Trinidad3 Jeans founder Trinidad Garcia III is giving new meaning to the phrase “Hollywood marine.” Used among his military friends as an endearing nickname for marines who train in Los Angeles, the joke turned literal when Garcia was invited to manage costume design for a soon-to-be-released film, “MVP.”
Based on true events, the film follows the story of a homeless veteran and a recently retired NFL player who struggle to find purpose in their next stages of life—a concept that mirrors that of veterans-focused nonprofit organization (and the film’s namesake) Merging Vets with Players. Nate Boyer, the organization’s founder and a Trinidad3 Jeans partner, directed and starred in the movie and tapped Garcia for the project.
“Being a part of this was just mind-blowing. The movie really talks to the work that we do within the veteran community,” Garcia told Rivet. “So when Nate approached me with the idea, I knew we had to do it.’”
Trinidad3 Jeans denim and T-shirts appear throughout the film, with the brand’s signature red waistband and branded tops on full display. According to Garcia, jeans are worn almost constantly by Boyer and co-star Mo McRae of “Sons of Anarchy,” and a logo T-shirt gets about 15 minutes of screen time.

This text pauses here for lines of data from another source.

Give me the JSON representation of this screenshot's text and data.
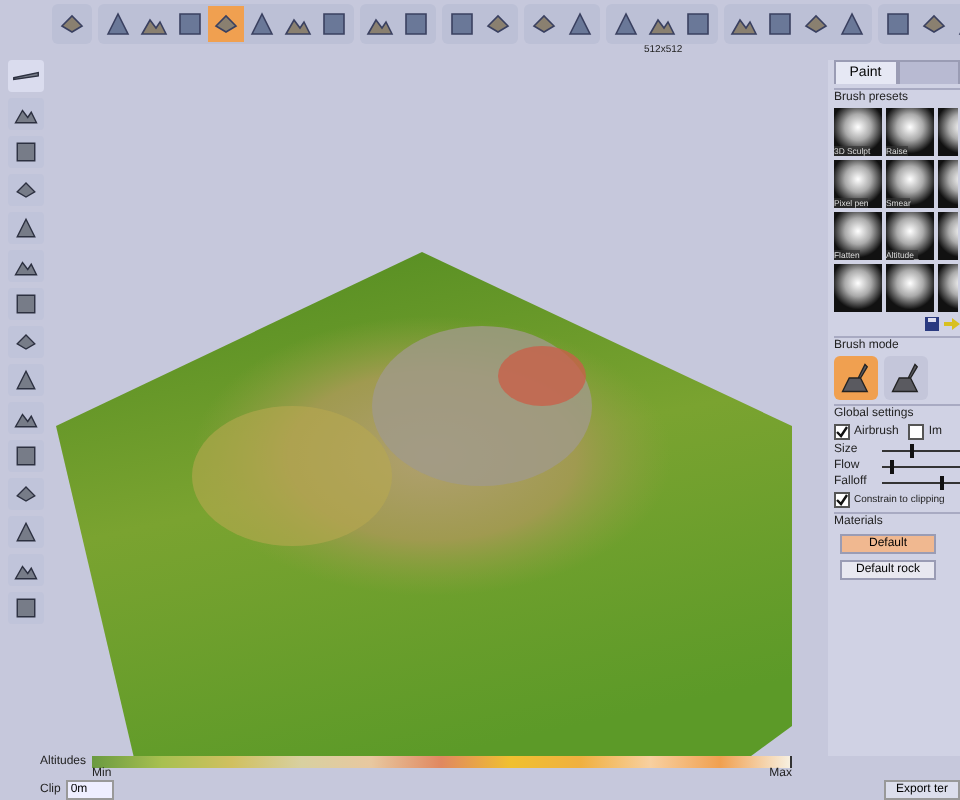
{
  "toolbar": {
    "groups": [
      {
        "buttons": [
          {
            "selected": false
          }
        ]
      },
      {
        "buttons": [
          {
            "selected": false
          },
          {
            "selected": false
          },
          {
            "selected": false
          },
          {
            "selected": true
          },
          {
            "selected": false
          },
          {
            "selected": false
          },
          {
            "selected": false
          }
        ]
      },
      {
        "buttons": [
          {
            "selected": false
          },
          {
            "selected": false
          }
        ]
      },
      {
        "buttons": [
          {
            "selected": false
          },
          {
            "selected": false
          }
        ]
      },
      {
        "buttons": [
          {
            "selected": false
          },
          {
            "selected": false
          }
        ]
      },
      {
        "buttons": [
          {
            "selected": false
          },
          {
            "selected": false,
            "caption": "512x512"
          },
          {
            "selected": false
          }
        ]
      },
      {
        "buttons": [
          {
            "selected": false
          },
          {
            "selected": false
          },
          {
            "selected": false
          },
          {
            "selected": false
          }
        ]
      },
      {
        "buttons": [
          {
            "selected": false
          },
          {
            "selected": false
          },
          {
            "selected": false
          }
        ]
      }
    ]
  },
  "tools": [
    {
      "selected": true
    },
    {
      "selected": false
    },
    {
      "selected": false
    },
    {
      "selected": false
    },
    {
      "selected": false
    },
    {
      "selected": false
    },
    {
      "selected": false
    },
    {
      "selected": false
    },
    {
      "selected": false
    },
    {
      "selected": false
    },
    {
      "selected": false
    },
    {
      "selected": false
    },
    {
      "selected": false
    },
    {
      "selected": false
    },
    {
      "selected": false
    }
  ],
  "panel": {
    "tabs": [
      {
        "label": "Paint",
        "selected": true
      },
      {
        "selected": false
      }
    ],
    "brush_presets": {
      "title": "Brush presets",
      "items": [
        {
          "kind": "named",
          "label": "3D Sculpt"
        },
        {
          "kind": "named",
          "label": "Raise"
        },
        {
          "kind": "plain"
        },
        {
          "kind": "named",
          "label": "Pixel pen"
        },
        {
          "kind": "named",
          "label": "Smear"
        },
        {
          "kind": "plain"
        },
        {
          "kind": "named",
          "label": "Flatten"
        },
        {
          "kind": "named",
          "label": "Altitude_"
        },
        {
          "kind": "plain"
        },
        {
          "kind": "plain"
        },
        {
          "kind": "plain"
        },
        {
          "kind": "plain"
        }
      ]
    },
    "brush_mode": {
      "title": "Brush mode",
      "modes": [
        {
          "selected": true
        },
        {
          "selected": false
        }
      ]
    },
    "global_settings": {
      "title": "Global settings",
      "checks": [
        {
          "label": "Airbrush",
          "checked": true
        },
        {
          "label": "Im",
          "checked": false
        }
      ],
      "sliders": [
        {
          "name": "Size",
          "level": 0.35
        },
        {
          "name": "Flow",
          "level": 0.1
        },
        {
          "name": "Falloff",
          "level": 0.75
        }
      ],
      "constrain": {
        "label": "Constrain to clipping",
        "checked": true
      }
    },
    "materials": {
      "title": "Materials",
      "items": [
        {
          "label": "Default",
          "selected": true
        },
        {
          "label": "Default rock",
          "selected": false
        }
      ]
    }
  },
  "altitudes": {
    "label": "Altitudes",
    "min": "Min",
    "max": "Max"
  },
  "bottom": {
    "clip_label": "Clip",
    "clip_value": "0m",
    "export_button": "Export ter"
  }
}
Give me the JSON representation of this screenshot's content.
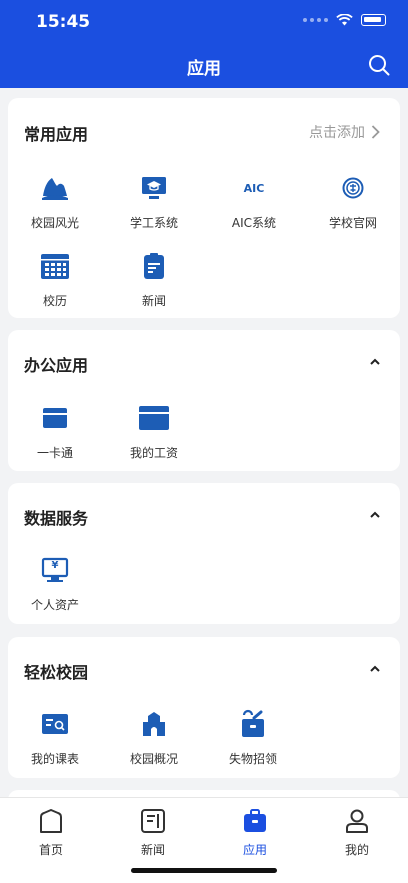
{
  "status": {
    "time": "15:45"
  },
  "header": {
    "title": "应用"
  },
  "sections": [
    {
      "title": "常用应用",
      "action": "点击添加",
      "apps": [
        {
          "label": "校园风光",
          "icon": "landscape-icon"
        },
        {
          "label": "学工系统",
          "icon": "monitor-graduation-icon"
        },
        {
          "label": "AIC系统",
          "icon": "aic-text-icon",
          "icon_text": "AIC"
        },
        {
          "label": "学校官网",
          "icon": "school-emblem-icon"
        },
        {
          "label": "校历",
          "icon": "calendar-icon"
        },
        {
          "label": "新闻",
          "icon": "news-clipboard-icon"
        }
      ]
    },
    {
      "title": "办公应用",
      "apps": [
        {
          "label": "一卡通",
          "icon": "card-icon"
        },
        {
          "label": "我的工资",
          "icon": "salary-card-icon"
        }
      ]
    },
    {
      "title": "数据服务",
      "apps": [
        {
          "label": "个人资产",
          "icon": "monitor-yuan-icon",
          "icon_text": "¥"
        }
      ]
    },
    {
      "title": "轻松校园",
      "apps": [
        {
          "label": "我的课表",
          "icon": "schedule-icon"
        },
        {
          "label": "校园概况",
          "icon": "campus-building-icon"
        },
        {
          "label": "失物招领",
          "icon": "lost-found-bag-icon"
        }
      ]
    }
  ],
  "tabbar": [
    {
      "label": "首页",
      "icon": "home-icon",
      "active": false
    },
    {
      "label": "新闻",
      "icon": "news-icon",
      "active": false
    },
    {
      "label": "应用",
      "icon": "apps-bag-icon",
      "active": true
    },
    {
      "label": "我的",
      "icon": "profile-icon",
      "active": false
    }
  ],
  "colors": {
    "brand": "#1b4fe0",
    "icon_blue": "#1d5db5",
    "background": "#f2f3f5"
  }
}
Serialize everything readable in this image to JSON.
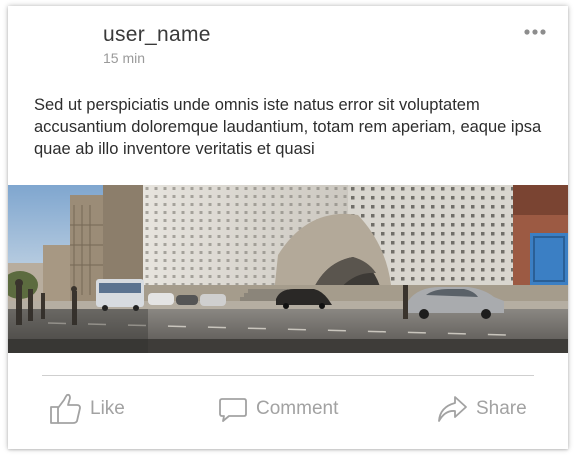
{
  "post": {
    "user_name": "user_name",
    "time": "15 min",
    "body": "Sed ut perspiciatis unde omnis iste natus error sit voluptatem accusantium doloremque laudantium, totam rem aperiam, eaque ipsa quae ab illo inventore veritatis et quasi",
    "more_icon": "more-horizontal-icon"
  },
  "actions": {
    "like_label": "Like",
    "comment_label": "Comment",
    "share_label": "Share"
  },
  "colors": {
    "username": "#3a3a3a",
    "timestamp": "#9a9a9a",
    "body_text": "#2d2d2d",
    "action_gray": "#a2a2a2",
    "divider": "#cfcfcf"
  }
}
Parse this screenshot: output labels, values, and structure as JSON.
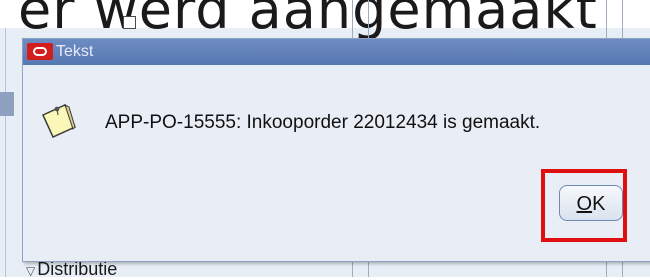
{
  "background": {
    "caption": "er werd aangemaakt",
    "section_label": "Distributie"
  },
  "dialog": {
    "title": "Tekst",
    "message": "APP-PO-15555: Inkooporder 22012434 is gemaakt.",
    "ok_label_underlined": "O",
    "ok_label_rest": "K"
  },
  "icons": {
    "app_icon": "oracle-icon",
    "message_icon": "note-icon",
    "close_icon": "close-icon"
  },
  "colors": {
    "titlebar": "#5f7fb8",
    "dialog_bg": "#e9eef6",
    "highlight": "#e01010",
    "oracle_red": "#d41d1d"
  }
}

“If someone was on screen in denim, it was Trinidad3,” Garcia said.
The FIDM alum plans to contribute the film’s costumes to the FIDM Museum and Library, Inc. to help elevate the Student Veterans of America chapter at the college.
“When the movie releases, it’s going to make a huge impact—not only in the veteran space, but also for professional athletes that transition out of that world and have a hard time feeling normal again,” he said. “There’s something that happens when the uniform comes off on both sides, and this movie and organization help bring awareness to that.”
While details surrounding the film’s release are still to be determined, the brand’s fame is likely to extend beyond 15 minutes. Now in its fifth year, Trinidad3 Jeans is gaining traction in the denim space, currently sold in more than 60 stores including Nordstrom and, later this year, Rothmans, the upscale Manhattan men’s wear boutique. It’s expanding into women’s, with six core fits slated to release later this year.
Garcia noted that, within the second week of this year’s trade shows, the brand surpassed its sales from the previous year. It has a high customer retention rate, with its core customer group of veterans and athletes remaining loyal to the brand year after year.
The veteran-produced label appeals to other former military members for more than just optics. One of the brand’s most notable pieces is the Barron jean, an adaptive slim-fit men’s jean that accommodates prosthetic limbs. Named after veteran Josue Barron, who was injured during duty, it features zippers on each leg that extend from the pocket down to the kneecap so wearers can make adjustments as they sit and stand up. The piece was so popular that Garcia is now working to design a jean for U.S. marine Kirstie Ennis, who lost her leg in a helicopter crash in Afghanistan, and plans to create an entire adaptive program for individuals with prosthetic limbs.
While the design process typically starts with reinterpreting a standard jean for differently abled individuals, Garcia took a different approach, starting with an adaptive jean and working backwards.
“My goal is to create a jean that will work for both amputees and non-amputees,” he said. “Imagine if differently abled people could comfortably wear the same jeans as people without disabilities. I want to unify these groups through denim.”
Designing for prosthetics has proven to be a challenge for Garcia, who has been studying up on their different shapes and sizes. He noted that denim’s new cycle of looser fits, combined with the increasing popularity of zippers, has helped alleviate some of the obstacles in adaptive design.
Spoken like a true marine, Garcia said he welcomes a good challenge.
“When you have purpose, it really helps you get through anything,” he said. “We have a mission to accomplish.”